Phalla has worked as a teacher, school director and country-wide coordinator for the Education for Blind program in Cambodia for over 20 years. In her teaching, Phalla has pioneered approaches to learning in modalities that are more natural for the blind. She aims to build learning through understanding, memory and confidence. Her work has made a significant difference to the perception of blind people in Cambodian society.
If awarded the Prize, Phalla would use the funds to expand Krousar Thmey’s Education for Blind program. She would train more teachers, so that it can serve not just eleven but all 25 provinces of Cambodia, and buy more Braille printing machines.
6. Stephen Ritz, USA
Stephen teaches in Public School 55 in New York City’s South Bronx, the poorest Congressional District in America. He established a food production business at the South Bronx School which helps achieve food security and urban renewal while teaching students key skills at the same time.
The new school culture creates a place where people want to work and learn, and local crime has fallen significantly. Targeted daily attendance is up from 40% to 93%, with the school achieving 100% passing rates on standardised tests, increased graduation rates, and multi-year jumps on standardised tests in reading and math with multiple cohorts.
Stephen’s TED talk ‘Growing our Way into a New Economy’ has been featured in Teach for America training programs.
7. Azizullah Royesh, Afghanistan
Aziz overcame incredible odds to educate himself and fellow Afghan refugees, setting up several schools. He fled Afghanistan for the second time in 1994 & then established the Marefat School for Afghan Refugees in Pakistan, which moved back to Kabul when the Taliban fell in 2001. In order to help rebuild his country he knew he would need to start with the Afghan education system with a focus on civic education and female empowerment.
In 2009 several female students from Marefat School launched a protest against the new Shia Family Law because it violated women’s rights and legalised marital rape. This action led to a call for Aziz’s execution and an attempt to burn down the school, requiring the Ministry of the Interior to protect it with its Special Police Unit. When the school reopened three days later, more than 95% of the students, accompanied by their parents, attended school, demonstrating the support of the community for the school.
8. Madenjit Singh, Indonesia
Madenjit is a teacher and social entrepreneur who started by launching a free school in his home.

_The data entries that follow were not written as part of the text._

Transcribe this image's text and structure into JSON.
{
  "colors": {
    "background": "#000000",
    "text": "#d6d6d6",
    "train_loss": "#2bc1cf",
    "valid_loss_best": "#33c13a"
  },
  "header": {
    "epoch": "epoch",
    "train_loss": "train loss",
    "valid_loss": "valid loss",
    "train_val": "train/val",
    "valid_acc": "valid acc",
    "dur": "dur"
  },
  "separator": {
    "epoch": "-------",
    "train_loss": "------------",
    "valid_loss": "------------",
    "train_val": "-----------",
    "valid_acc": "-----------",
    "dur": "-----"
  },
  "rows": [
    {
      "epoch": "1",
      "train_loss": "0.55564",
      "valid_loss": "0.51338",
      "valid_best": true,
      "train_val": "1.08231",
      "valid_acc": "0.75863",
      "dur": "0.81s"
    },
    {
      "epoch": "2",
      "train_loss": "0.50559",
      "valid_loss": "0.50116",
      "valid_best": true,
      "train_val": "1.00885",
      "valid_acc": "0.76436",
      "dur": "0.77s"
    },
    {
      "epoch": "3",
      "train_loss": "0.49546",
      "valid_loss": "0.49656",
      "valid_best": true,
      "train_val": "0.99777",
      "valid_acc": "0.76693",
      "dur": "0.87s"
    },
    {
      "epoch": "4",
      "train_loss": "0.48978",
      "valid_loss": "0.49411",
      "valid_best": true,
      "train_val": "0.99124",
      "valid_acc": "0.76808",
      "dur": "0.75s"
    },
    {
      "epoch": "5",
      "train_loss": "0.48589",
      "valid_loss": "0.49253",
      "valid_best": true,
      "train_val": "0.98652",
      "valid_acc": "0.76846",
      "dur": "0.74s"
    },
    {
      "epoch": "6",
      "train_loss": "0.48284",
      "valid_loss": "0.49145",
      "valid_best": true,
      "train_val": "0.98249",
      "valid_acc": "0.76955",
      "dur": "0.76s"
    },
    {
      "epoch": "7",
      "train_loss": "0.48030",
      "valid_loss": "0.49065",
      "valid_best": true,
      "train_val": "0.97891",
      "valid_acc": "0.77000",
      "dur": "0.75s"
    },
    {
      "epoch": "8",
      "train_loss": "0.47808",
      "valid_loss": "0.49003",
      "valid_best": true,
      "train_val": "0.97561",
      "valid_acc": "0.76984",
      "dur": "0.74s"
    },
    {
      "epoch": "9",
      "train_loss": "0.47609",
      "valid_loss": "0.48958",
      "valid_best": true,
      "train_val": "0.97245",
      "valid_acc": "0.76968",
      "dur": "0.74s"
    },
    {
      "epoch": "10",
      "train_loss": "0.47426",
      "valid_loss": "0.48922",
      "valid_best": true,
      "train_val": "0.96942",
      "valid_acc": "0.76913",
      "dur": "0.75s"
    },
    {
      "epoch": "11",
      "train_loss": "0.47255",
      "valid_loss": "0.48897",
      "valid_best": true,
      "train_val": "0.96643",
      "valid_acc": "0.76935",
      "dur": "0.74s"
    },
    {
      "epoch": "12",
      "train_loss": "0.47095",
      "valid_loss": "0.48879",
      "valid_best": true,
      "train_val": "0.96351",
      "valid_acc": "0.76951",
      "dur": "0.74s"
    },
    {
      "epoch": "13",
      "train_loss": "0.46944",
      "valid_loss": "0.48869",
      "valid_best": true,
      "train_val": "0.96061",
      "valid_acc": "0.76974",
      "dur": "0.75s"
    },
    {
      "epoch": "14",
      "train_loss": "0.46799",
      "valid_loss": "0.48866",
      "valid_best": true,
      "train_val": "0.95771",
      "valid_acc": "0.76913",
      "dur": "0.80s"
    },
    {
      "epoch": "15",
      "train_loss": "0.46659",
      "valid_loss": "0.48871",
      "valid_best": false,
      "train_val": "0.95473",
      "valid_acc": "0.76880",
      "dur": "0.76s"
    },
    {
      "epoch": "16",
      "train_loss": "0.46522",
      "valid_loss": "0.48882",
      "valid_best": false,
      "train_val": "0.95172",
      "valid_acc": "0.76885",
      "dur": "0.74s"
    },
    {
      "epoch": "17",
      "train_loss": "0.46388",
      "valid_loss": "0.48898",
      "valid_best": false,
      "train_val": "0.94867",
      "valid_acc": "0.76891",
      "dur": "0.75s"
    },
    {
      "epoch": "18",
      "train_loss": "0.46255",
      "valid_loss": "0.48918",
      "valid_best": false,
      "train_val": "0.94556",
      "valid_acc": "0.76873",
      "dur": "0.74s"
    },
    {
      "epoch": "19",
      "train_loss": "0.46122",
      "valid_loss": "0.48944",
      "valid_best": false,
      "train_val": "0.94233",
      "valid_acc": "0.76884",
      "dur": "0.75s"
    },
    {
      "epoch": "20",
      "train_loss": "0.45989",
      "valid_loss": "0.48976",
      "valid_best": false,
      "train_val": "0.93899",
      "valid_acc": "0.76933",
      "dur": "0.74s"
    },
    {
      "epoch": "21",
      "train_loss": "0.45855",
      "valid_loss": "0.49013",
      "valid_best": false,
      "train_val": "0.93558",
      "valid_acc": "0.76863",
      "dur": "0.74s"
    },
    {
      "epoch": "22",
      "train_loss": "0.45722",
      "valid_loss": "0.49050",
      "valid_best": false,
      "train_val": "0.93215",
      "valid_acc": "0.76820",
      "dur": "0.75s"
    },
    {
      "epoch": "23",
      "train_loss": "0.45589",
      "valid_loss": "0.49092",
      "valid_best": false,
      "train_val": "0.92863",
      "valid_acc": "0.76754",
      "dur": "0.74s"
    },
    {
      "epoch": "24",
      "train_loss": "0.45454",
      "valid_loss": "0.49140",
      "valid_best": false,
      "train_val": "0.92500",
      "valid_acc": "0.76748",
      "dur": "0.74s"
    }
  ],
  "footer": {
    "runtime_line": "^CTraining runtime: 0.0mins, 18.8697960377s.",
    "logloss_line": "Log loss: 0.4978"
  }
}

By the end of 2014 his SOLS 24/7 organisation had grown to 185 schools in 5 countries, offering a free comprehensive two-year training and boarding program providing life skills for disadvantaged youths.
He aims to simplify every subject, he then designed his own system for teaching almost any student of any age how to read, write, speak and understand basic English in 3 to 6 months. More than 100,000 youths have graduated from SOLS 24/7 schools.
9. Richard Spencer, United Kingdom
Richard’s realised early on he has a gift for making science accessible through an engaging variety of methods including song and dance. He has won several awards including Salter Prize for Teaching Chemistry and two national STAR awards (Further Education Teacher of The Year and Outstanding Subject Learning Coach). His approach to teaching 16- to 18-year-olds A-level biology at Middlesbrough College in Billingham involves as much variety as possible to make lessons interesting, engaging and memorable.
He has contributed to a long list of national and international conferences and teacher training workshops. In addition he has also provided numerous online resources for teachers as well as award-winning e-learning courses for students and locally he has taken part in several initiatives that aim to generate enthusiasm for science in school children.
10. Naomi Volain, USA
Naomi teaches science at a diversely-populated inner-city high school. Her hands-on, highly interactive classes focus on environmental literacy and outdoor education, including many field trips and participation in scientific research programs. Naomi applied to become the first teacher in space and is now part of NASA Network of Educator Astronaut Teachers program. She has since gone on to use NASA Lunar/Meteorite Samples in her lessons.